Data records:
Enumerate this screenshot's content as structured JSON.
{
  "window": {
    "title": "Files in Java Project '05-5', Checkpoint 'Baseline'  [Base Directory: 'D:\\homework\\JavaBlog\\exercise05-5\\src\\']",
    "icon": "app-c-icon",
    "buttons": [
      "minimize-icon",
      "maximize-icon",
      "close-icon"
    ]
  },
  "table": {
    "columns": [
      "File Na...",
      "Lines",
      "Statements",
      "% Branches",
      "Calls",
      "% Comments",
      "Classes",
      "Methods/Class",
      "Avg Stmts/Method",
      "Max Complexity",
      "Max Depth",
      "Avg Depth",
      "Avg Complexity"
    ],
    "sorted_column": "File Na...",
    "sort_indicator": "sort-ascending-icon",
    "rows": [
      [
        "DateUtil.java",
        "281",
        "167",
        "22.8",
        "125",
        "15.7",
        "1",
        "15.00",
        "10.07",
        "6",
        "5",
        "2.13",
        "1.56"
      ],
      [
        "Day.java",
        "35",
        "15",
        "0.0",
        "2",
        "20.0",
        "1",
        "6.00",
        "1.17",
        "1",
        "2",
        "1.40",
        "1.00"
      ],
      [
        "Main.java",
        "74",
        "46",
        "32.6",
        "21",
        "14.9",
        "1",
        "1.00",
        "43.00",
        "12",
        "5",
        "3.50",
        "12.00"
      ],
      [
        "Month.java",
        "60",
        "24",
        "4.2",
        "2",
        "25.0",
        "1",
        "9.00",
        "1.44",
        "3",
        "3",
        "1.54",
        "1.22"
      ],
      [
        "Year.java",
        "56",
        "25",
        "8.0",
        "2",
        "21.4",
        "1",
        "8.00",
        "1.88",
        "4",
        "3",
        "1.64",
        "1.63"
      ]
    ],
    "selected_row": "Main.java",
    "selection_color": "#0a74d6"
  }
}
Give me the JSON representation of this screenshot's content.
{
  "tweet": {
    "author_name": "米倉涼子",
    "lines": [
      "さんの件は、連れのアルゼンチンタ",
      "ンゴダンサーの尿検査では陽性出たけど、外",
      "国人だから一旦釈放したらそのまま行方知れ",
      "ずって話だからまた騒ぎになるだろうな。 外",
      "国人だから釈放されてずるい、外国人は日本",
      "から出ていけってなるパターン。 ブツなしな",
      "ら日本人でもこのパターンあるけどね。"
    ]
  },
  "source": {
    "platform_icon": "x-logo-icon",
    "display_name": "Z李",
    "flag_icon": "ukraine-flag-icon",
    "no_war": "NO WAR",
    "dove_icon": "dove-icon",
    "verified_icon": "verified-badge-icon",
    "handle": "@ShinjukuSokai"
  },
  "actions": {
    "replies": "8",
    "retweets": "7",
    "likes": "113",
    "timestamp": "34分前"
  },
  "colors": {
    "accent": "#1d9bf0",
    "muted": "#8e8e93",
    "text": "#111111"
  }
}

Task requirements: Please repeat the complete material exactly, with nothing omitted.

Response area:
Enumerate this screenshot's content as structured JSON.
{
  "window": {
    "title": "Files in Java Project '05-5', Checkpoint 'Baseline'  [Base Directory: 'D:\\homework\\JavaBlog\\exercise05-5\\src\\']",
    "icon": "app-c-icon",
    "buttons": [
      "minimize-icon",
      "maximize-icon",
      "close-icon"
    ]
  },
  "table": {
    "columns": [
      "File Na...",
      "Lines",
      "Statements",
      "% Branches",
      "Calls",
      "% Comments",
      "Classes",
      "Methods/Class",
      "Avg Stmts/Method",
      "Max Complexity",
      "Max Depth",
      "Avg Depth",
      "Avg Complexity"
    ],
    "sorted_column": "File Na...",
    "sort_indicator": "sort-ascending-icon",
    "rows": [
      [
        "DateUtil.java",
        "281",
        "167",
        "22.8",
        "125",
        "15.7",
        "1",
        "15.00",
        "10.07",
        "6",
        "5",
        "2.13",
        "1.56"
      ],
      [
        "Day.java",
        "35",
        "15",
        "0.0",
        "2",
        "20.0",
        "1",
        "6.00",
        "1.17",
        "1",
        "2",
        "1.40",
        "1.00"
      ],
      [
        "Main.java",
        "74",
        "46",
        "32.6",
        "21",
        "14.9",
        "1",
        "1.00",
        "43.00",
        "12",
        "5",
        "3.50",
        "12.00"
      ],
      [
        "Month.java",
        "60",
        "24",
        "4.2",
        "2",
        "25.0",
        "1",
        "9.00",
        "1.44",
        "3",
        "3",
        "1.54",
        "1.22"
      ],
      [
        "Year.java",
        "56",
        "25",
        "8.0",
        "2",
        "21.4",
        "1",
        "8.00",
        "1.88",
        "4",
        "3",
        "1.64",
        "1.63"
      ]
    ],
    "selected_row": "Main.java",
    "selection_color": "#0a74d6"
  }
}
Give me the JSON representation of this screenshot's content.
{
  "tweet": {
    "author_name": "米倉涼子",
    "lines": [
      "さんの件は、連れのアルゼンチンタ",
      "ンゴダンサーの尿検査では陽性出たけど、外",
      "国人だから一旦釈放したらそのまま行方知れ",
      "ずって話だからまた騒ぎになるだろうな。 外",
      "国人だから釈放されてずるい、外国人は日本",
      "から出ていけってなるパターン。 ブツなしな",
      "ら日本人でもこのパターンあるけどね。"
    ]
  },
  "source": {
    "platform_icon": "x-logo-icon",
    "display_name": "Z李",
    "flag_icon": "ukraine-flag-icon",
    "no_war": "NO WAR",
    "dove_icon": "dove-icon",
    "verified_icon": "verified-badge-icon",
    "handle": "@ShinjukuSokai"
  },
  "actions": {
    "replies": "8",
    "retweets": "7",
    "likes": "113",
    "timestamp": "34分前"
  },
  "colors": {
    "accent": "#1d9bf0",
    "muted": "#8e8e93",
    "text": "#111111"
  }
}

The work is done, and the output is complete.